Appellate judges diverged from the Industrial Commission on Truesdell’s responsibility in the case. “Plaintiff here was not under any express contract of employment with Truesdell. However, record evidence reflects the existence of an implied contract,” Griffin wrote. “We acknowledge Truesdell was not responsible for training Plaintiff, but Truesdell did hire, pay, and supervise Plaintiff.”

Griffin noted Truesdell’s oversight role. “Notably, Plaintiff was not originally scheduled to work on the date of his accident,” according to the Appeals Court opinion. Law enforcement supervisors “after consulting the plan and recommended officer count offered by Truesdell, believed there needed to be additional officers on site.”

They “contacted Truesdell to ask permission before calling Plaintiff to request his assistance in traffic control work.

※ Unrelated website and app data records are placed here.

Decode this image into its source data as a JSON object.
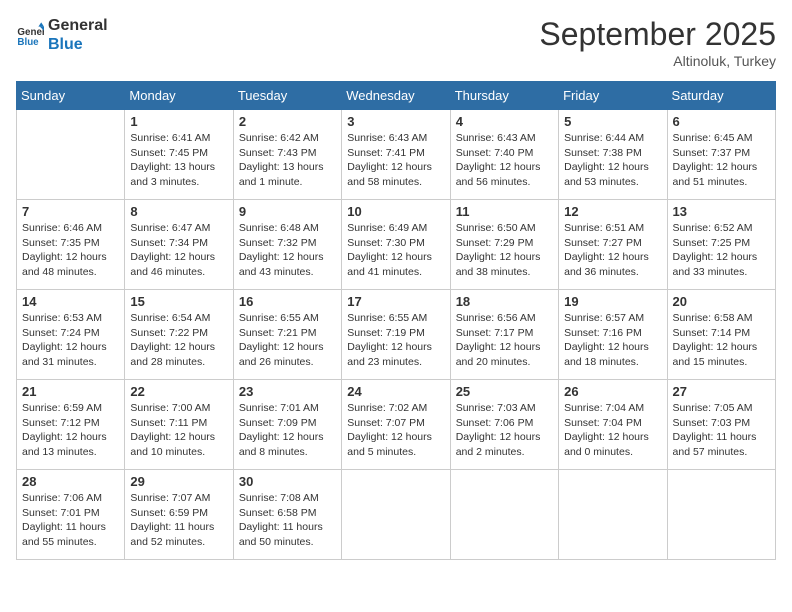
{
  "header": {
    "logo_line1": "General",
    "logo_line2": "Blue",
    "month": "September 2025",
    "location": "Altinoluk, Turkey"
  },
  "weekdays": [
    "Sunday",
    "Monday",
    "Tuesday",
    "Wednesday",
    "Thursday",
    "Friday",
    "Saturday"
  ],
  "weeks": [
    [
      {
        "day": "",
        "info": ""
      },
      {
        "day": "1",
        "info": "Sunrise: 6:41 AM\nSunset: 7:45 PM\nDaylight: 13 hours\nand 3 minutes."
      },
      {
        "day": "2",
        "info": "Sunrise: 6:42 AM\nSunset: 7:43 PM\nDaylight: 13 hours\nand 1 minute."
      },
      {
        "day": "3",
        "info": "Sunrise: 6:43 AM\nSunset: 7:41 PM\nDaylight: 12 hours\nand 58 minutes."
      },
      {
        "day": "4",
        "info": "Sunrise: 6:43 AM\nSunset: 7:40 PM\nDaylight: 12 hours\nand 56 minutes."
      },
      {
        "day": "5",
        "info": "Sunrise: 6:44 AM\nSunset: 7:38 PM\nDaylight: 12 hours\nand 53 minutes."
      },
      {
        "day": "6",
        "info": "Sunrise: 6:45 AM\nSunset: 7:37 PM\nDaylight: 12 hours\nand 51 minutes."
      }
    ],
    [
      {
        "day": "7",
        "info": "Sunrise: 6:46 AM\nSunset: 7:35 PM\nDaylight: 12 hours\nand 48 minutes."
      },
      {
        "day": "8",
        "info": "Sunrise: 6:47 AM\nSunset: 7:34 PM\nDaylight: 12 hours\nand 46 minutes."
      },
      {
        "day": "9",
        "info": "Sunrise: 6:48 AM\nSunset: 7:32 PM\nDaylight: 12 hours\nand 43 minutes."
      },
      {
        "day": "10",
        "info": "Sunrise: 6:49 AM\nSunset: 7:30 PM\nDaylight: 12 hours\nand 41 minutes."
      },
      {
        "day": "11",
        "info": "Sunrise: 6:50 AM\nSunset: 7:29 PM\nDaylight: 12 hours\nand 38 minutes."
      },
      {
        "day": "12",
        "info": "Sunrise: 6:51 AM\nSunset: 7:27 PM\nDaylight: 12 hours\nand 36 minutes."
      },
      {
        "day": "13",
        "info": "Sunrise: 6:52 AM\nSunset: 7:25 PM\nDaylight: 12 hours\nand 33 minutes."
      }
    ],
    [
      {
        "day": "14",
        "info": "Sunrise: 6:53 AM\nSunset: 7:24 PM\nDaylight: 12 hours\nand 31 minutes."
      },
      {
        "day": "15",
        "info": "Sunrise: 6:54 AM\nSunset: 7:22 PM\nDaylight: 12 hours\nand 28 minutes."
      },
      {
        "day": "16",
        "info": "Sunrise: 6:55 AM\nSunset: 7:21 PM\nDaylight: 12 hours\nand 26 minutes."
      },
      {
        "day": "17",
        "info": "Sunrise: 6:55 AM\nSunset: 7:19 PM\nDaylight: 12 hours\nand 23 minutes."
      },
      {
        "day": "18",
        "info": "Sunrise: 6:56 AM\nSunset: 7:17 PM\nDaylight: 12 hours\nand 20 minutes."
      },
      {
        "day": "19",
        "info": "Sunrise: 6:57 AM\nSunset: 7:16 PM\nDaylight: 12 hours\nand 18 minutes."
      },
      {
        "day": "20",
        "info": "Sunrise: 6:58 AM\nSunset: 7:14 PM\nDaylight: 12 hours\nand 15 minutes."
      }
    ],
    [
      {
        "day": "21",
        "info": "Sunrise: 6:59 AM\nSunset: 7:12 PM\nDaylight: 12 hours\nand 13 minutes."
      },
      {
        "day": "22",
        "info": "Sunrise: 7:00 AM\nSunset: 7:11 PM\nDaylight: 12 hours\nand 10 minutes."
      },
      {
        "day": "23",
        "info": "Sunrise: 7:01 AM\nSunset: 7:09 PM\nDaylight: 12 hours\nand 8 minutes."
      },
      {
        "day": "24",
        "info": "Sunrise: 7:02 AM\nSunset: 7:07 PM\nDaylight: 12 hours\nand 5 minutes."
      },
      {
        "day": "25",
        "info": "Sunrise: 7:03 AM\nSunset: 7:06 PM\nDaylight: 12 hours\nand 2 minutes."
      },
      {
        "day": "26",
        "info": "Sunrise: 7:04 AM\nSunset: 7:04 PM\nDaylight: 12 hours\nand 0 minutes."
      },
      {
        "day": "27",
        "info": "Sunrise: 7:05 AM\nSunset: 7:03 PM\nDaylight: 11 hours\nand 57 minutes."
      }
    ],
    [
      {
        "day": "28",
        "info": "Sunrise: 7:06 AM\nSunset: 7:01 PM\nDaylight: 11 hours\nand 55 minutes."
      },
      {
        "day": "29",
        "info": "Sunrise: 7:07 AM\nSunset: 6:59 PM\nDaylight: 11 hours\nand 52 minutes."
      },
      {
        "day": "30",
        "info": "Sunrise: 7:08 AM\nSunset: 6:58 PM\nDaylight: 11 hours\nand 50 minutes."
      },
      {
        "day": "",
        "info": ""
      },
      {
        "day": "",
        "info": ""
      },
      {
        "day": "",
        "info": ""
      },
      {
        "day": "",
        "info": ""
      }
    ]
  ]
}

This indicates a consistent level of supervision or control which Truesdell had over the officers; if Truesdell had rejected the request for an additional officer or refused to present the idea to NCDOT, Plaintiff would not have been on the scene the night of his injury,” Griffin wrote.

The new decision featured a different take on the “joint employment doctrine” than the state Appeals Court had adopted in an earlier case, Whicker v. Compass Group USA. In that case, the court had rejected a claim of joint employment because the two employers engaged in different types of work.

“We recognize, instead, the joint employee doctrine specifically states the service being performed by the plaintiff for each employer must be the same or closely related to the service for the other, not that the nature of the work of each employer had to be the same or closely related,” Griffin explained. “For, if we were to accept the Court’s interpretation in Whicker, we would be effectively prohibiting, at a minimum, any off-duty law enforcement officer performing traffic duty from recovering from the company for which he was performing traffic duty, regardless of whether an express or implied contract existed, unless the officer was performing traffic duty for a private company whose business was also performing traffic duty.”

“Here, Plaintiff was, at the time of his injury: a single employee; under a contract of employment with both RCSO and Truesdell; under the simultaneous control of both RCSO and Truesdell; and performing a service similar to the service he performed for RCSO when performing traffic duty for Truesdell,” Griffin concluded. “Thus, we hold Plaintiff was jointly employed by both RCSO and Truesdell at the time of his injury.”

Judge Hunter Murphy and Toby Hampson joined Griffin’s opinion.